When we planned to move to India, I had this secret hope that I would discover my inner artist, and begin to create beautiful paintings or mosaics or sculptures or something. Having never before demonstrated any kind of artistic talent, I couldn’t really imagine the form it would take, but I hoped it would take form. And then we arrived with all of the chaos of adjustment. I colored in my coloring books and greatly enjoyed paint by numbers, but I was a little scared of my watercolor paints, and I couldn’t find any art classes that weren’t a 90 minute drive away from our home in far northern Bangalore. I started making peace with my lack of artistic expression (which was really making peace with my own lack of initiative) and looked for other places to put my energy. Then I found Zentangle.
If you’re not familiar with Zentangle, it’s a kind of structured, meditative doodling. It was developed by Rick and Maria Thomas. Maria was an artist, and Rick, who had practiced meditation for many years, noticed that Maria went into a meditative state when creating some of her detailed images. They realized this was something they could share with people who longed for both creativity and peace. That’s me.
When I was invited to my first Zentangle class at my friend Meredith’s house back in December, I was interested in the idea of something creative, but I was more compelled by the chance to hang out with a bunch of interesting women for a couple hours. While I thoroughly enjoyed the chatting, I was actually hooked by the Zentangling by the end of the class. I loved learning to make these tiny little patterns, and how to personalize them within the structure. At the first class, we used Christmas trees as the shape to fill since it was December.

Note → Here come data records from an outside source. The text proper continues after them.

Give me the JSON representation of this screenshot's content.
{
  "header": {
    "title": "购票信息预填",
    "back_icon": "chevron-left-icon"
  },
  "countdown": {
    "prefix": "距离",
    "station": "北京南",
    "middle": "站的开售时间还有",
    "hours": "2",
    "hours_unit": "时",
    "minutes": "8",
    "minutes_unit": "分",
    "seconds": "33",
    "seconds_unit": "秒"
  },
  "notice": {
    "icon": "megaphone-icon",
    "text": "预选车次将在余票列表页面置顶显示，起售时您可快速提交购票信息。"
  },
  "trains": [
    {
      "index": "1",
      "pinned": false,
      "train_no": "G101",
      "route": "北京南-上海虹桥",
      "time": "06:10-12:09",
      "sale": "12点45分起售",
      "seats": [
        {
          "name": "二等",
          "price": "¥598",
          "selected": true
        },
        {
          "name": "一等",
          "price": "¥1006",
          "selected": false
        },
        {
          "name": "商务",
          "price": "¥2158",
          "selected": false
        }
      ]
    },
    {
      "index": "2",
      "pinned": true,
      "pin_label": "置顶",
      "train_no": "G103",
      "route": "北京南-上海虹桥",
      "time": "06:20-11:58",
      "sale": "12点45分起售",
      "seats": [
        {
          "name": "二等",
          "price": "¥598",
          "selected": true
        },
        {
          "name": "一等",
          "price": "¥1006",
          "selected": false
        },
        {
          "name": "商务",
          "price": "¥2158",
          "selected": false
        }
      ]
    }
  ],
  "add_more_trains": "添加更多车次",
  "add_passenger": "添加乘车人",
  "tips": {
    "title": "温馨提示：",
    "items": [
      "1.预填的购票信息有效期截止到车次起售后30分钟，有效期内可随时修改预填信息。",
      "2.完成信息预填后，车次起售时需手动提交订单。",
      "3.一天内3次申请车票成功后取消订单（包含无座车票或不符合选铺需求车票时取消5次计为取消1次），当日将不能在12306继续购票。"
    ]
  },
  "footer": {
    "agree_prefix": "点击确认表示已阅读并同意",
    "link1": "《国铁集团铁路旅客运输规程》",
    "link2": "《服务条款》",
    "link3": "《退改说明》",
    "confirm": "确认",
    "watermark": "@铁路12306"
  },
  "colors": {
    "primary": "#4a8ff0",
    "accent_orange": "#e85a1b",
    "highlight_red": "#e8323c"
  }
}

At the next class, we learned how to create our own shapes to fill, drawing random lines (called “strings”) onto a small card and then filling in the spaces. I began doing it all the time at home, sometimes focused in the silence, and sometimes while watching TV or listening to an audiobook. I even Zentangle when I’m out and about, carrying my special pens and a couple colored pencils in my purse most of the time, so if I find myself waiting semi-patiently for something, I can pass the time with a quick Zentangle.
When I wanted a new challenge, I sketched a landscape (loosely based on a photo of the view from Tom’s family home on Hood Canal) and Zentangled that.
I haven’t discovered an inner artistic genius , but I have discovered a love of color and line, and a kind of satisfaction from making something all my own. More than that, I’ve found a great way to settle myself down in moments when I might otherwise be agitated or anxious. I heartily recommend Zentangle for anyone looking for a new hobby/relaxation technique that just might expand your own sense of creativity.